- **Problem description**: Here is the listing. Report each line in it that contains the string "СТАТИСТИКА".

- **Source data**:
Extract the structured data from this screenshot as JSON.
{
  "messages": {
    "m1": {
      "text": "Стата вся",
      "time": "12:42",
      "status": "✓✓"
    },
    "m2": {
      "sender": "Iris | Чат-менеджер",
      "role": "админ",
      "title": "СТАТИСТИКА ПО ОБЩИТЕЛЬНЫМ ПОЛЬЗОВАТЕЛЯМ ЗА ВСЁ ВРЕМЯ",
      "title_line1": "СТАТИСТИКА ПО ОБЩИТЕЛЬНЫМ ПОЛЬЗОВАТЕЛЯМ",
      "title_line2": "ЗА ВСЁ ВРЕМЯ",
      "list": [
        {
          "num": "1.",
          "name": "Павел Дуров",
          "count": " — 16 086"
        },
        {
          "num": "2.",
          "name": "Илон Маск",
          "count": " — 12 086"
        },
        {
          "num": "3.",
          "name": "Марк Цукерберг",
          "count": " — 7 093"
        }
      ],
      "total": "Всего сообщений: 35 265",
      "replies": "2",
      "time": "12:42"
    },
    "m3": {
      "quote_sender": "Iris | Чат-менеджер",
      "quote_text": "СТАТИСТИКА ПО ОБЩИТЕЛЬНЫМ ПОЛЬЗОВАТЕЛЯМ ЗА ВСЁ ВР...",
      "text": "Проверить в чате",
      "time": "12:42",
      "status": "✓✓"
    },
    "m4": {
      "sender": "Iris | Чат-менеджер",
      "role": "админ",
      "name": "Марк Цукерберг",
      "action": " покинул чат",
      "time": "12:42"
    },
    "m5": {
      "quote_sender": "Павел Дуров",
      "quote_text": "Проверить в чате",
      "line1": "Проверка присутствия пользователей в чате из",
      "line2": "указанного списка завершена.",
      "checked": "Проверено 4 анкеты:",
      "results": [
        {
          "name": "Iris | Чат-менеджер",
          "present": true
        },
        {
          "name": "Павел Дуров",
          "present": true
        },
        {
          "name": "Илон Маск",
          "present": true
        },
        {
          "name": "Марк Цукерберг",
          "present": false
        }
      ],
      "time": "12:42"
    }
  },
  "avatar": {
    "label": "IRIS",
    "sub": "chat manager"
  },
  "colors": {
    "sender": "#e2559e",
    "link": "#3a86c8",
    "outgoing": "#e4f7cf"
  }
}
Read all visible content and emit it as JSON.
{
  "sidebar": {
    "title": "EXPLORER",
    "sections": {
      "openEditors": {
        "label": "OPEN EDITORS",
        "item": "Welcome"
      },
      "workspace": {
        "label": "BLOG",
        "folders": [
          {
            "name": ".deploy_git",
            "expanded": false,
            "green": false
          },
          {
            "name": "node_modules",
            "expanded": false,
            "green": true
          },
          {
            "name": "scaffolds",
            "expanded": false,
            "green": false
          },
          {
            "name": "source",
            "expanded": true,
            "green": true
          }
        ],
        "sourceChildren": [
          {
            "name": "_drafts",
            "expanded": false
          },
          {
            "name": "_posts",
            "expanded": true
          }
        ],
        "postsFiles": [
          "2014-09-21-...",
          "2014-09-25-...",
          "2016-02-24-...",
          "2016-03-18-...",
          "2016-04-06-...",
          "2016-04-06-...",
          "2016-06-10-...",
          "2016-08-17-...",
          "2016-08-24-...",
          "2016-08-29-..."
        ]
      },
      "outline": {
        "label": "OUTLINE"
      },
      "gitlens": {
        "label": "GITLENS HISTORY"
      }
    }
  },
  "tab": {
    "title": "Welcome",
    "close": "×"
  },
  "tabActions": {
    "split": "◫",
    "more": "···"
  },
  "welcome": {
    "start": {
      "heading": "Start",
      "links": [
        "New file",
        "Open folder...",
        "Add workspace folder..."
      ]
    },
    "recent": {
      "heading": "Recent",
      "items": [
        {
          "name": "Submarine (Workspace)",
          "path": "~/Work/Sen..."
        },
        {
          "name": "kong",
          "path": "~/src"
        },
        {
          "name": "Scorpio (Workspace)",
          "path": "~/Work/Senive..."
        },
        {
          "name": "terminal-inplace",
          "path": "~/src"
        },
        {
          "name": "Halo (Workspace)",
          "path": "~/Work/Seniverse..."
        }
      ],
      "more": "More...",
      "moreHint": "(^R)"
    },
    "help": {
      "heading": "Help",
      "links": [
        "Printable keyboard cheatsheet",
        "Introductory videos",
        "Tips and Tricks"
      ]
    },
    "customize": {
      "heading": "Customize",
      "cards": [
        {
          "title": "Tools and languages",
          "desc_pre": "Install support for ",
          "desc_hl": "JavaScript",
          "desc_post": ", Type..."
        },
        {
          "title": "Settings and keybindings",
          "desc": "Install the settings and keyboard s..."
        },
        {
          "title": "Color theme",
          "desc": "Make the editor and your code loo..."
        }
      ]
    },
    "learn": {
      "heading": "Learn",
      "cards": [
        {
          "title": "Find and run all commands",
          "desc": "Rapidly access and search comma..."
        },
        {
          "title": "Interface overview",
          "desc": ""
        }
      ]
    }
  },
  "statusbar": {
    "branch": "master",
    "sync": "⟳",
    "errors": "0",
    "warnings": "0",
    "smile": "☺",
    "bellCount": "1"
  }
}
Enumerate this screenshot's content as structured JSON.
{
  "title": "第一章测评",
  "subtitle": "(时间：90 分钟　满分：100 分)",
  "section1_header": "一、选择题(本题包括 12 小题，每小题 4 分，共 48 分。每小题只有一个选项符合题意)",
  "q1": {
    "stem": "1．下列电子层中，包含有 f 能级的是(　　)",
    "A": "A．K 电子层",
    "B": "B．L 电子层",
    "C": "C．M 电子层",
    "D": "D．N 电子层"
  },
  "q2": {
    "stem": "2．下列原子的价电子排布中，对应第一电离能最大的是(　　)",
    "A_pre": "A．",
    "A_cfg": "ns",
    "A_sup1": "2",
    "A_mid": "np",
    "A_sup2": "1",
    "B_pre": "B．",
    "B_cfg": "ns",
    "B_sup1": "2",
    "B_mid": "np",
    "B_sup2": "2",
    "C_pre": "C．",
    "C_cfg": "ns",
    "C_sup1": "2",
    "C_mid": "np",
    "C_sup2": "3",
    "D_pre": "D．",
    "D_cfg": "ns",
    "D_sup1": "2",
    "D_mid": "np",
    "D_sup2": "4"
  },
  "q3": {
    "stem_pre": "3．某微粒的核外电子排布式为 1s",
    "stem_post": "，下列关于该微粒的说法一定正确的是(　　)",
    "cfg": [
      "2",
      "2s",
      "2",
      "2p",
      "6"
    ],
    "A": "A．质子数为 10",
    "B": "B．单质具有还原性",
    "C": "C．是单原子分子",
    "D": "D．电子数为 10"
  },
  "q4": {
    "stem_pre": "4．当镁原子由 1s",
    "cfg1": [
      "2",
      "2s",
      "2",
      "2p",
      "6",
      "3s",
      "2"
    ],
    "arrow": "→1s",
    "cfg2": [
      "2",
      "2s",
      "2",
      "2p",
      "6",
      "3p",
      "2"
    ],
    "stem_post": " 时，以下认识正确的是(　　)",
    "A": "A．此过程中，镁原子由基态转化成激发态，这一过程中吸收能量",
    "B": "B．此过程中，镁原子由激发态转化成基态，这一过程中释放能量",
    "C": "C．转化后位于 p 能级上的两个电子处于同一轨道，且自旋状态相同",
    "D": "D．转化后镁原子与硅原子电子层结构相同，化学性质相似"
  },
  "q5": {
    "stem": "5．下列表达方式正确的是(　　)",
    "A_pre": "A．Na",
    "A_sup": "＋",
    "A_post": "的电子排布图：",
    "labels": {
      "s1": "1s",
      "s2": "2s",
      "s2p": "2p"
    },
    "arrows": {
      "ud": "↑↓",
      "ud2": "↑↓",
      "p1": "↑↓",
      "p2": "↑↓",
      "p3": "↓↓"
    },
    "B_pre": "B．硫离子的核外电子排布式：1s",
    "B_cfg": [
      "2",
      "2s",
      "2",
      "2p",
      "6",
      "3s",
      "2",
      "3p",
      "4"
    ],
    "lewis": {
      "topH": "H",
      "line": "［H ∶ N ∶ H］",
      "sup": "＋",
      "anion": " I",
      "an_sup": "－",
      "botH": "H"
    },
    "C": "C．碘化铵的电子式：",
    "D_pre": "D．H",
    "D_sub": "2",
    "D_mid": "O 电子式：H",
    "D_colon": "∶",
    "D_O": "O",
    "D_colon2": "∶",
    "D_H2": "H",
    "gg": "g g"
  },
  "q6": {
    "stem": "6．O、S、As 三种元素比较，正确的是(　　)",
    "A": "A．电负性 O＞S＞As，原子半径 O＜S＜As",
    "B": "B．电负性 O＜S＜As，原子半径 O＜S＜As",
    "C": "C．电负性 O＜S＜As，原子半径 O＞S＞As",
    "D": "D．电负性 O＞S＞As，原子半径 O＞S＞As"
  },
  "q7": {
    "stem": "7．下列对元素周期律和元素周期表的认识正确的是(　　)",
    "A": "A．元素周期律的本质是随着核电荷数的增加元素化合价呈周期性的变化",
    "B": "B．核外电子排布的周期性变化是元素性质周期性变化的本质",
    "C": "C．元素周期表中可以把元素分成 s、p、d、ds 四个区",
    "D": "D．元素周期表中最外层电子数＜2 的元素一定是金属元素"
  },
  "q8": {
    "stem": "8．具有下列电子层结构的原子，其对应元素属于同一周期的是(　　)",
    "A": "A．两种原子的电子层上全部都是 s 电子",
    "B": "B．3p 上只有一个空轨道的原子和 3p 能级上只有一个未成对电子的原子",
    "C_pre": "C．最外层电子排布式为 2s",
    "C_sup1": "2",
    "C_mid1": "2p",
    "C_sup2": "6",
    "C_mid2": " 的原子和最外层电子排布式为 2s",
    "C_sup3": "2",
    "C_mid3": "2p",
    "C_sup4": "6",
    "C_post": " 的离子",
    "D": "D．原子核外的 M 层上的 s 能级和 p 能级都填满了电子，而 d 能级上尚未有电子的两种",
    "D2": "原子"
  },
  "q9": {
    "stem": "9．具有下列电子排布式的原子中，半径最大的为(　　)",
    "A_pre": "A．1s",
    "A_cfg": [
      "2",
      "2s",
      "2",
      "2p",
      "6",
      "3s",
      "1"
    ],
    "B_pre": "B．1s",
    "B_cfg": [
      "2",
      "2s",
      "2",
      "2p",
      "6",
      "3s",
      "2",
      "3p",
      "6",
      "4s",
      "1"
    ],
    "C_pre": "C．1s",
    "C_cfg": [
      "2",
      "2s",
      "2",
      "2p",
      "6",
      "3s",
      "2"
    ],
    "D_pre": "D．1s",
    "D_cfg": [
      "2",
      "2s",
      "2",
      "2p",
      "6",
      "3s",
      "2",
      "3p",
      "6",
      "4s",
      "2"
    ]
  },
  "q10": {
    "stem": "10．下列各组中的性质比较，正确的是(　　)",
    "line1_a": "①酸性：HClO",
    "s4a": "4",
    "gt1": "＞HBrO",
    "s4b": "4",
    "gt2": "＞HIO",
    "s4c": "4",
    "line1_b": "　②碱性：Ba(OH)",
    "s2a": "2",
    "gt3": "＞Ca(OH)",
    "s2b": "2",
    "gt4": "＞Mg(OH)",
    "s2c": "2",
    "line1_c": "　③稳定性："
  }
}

- **Exercise answer**:
      "title": "СТАТИСТИКА ПО ОБЩИТЕЛЬНЫМ ПОЛЬЗОВАТЕЛЯМ ЗА ВСЁ ВРЕМЯ",
      "title_line1": "СТАТИСТИКА ПО ОБЩИТЕЛЬНЫМ ПОЛЬЗОВАТЕЛЯМ",
      "quote_text": "СТАТИСТИКА ПО ОБЩИТЕЛЬНЫМ ПОЛЬЗОВАТЕЛЯМ ЗА ВСЁ ВР...",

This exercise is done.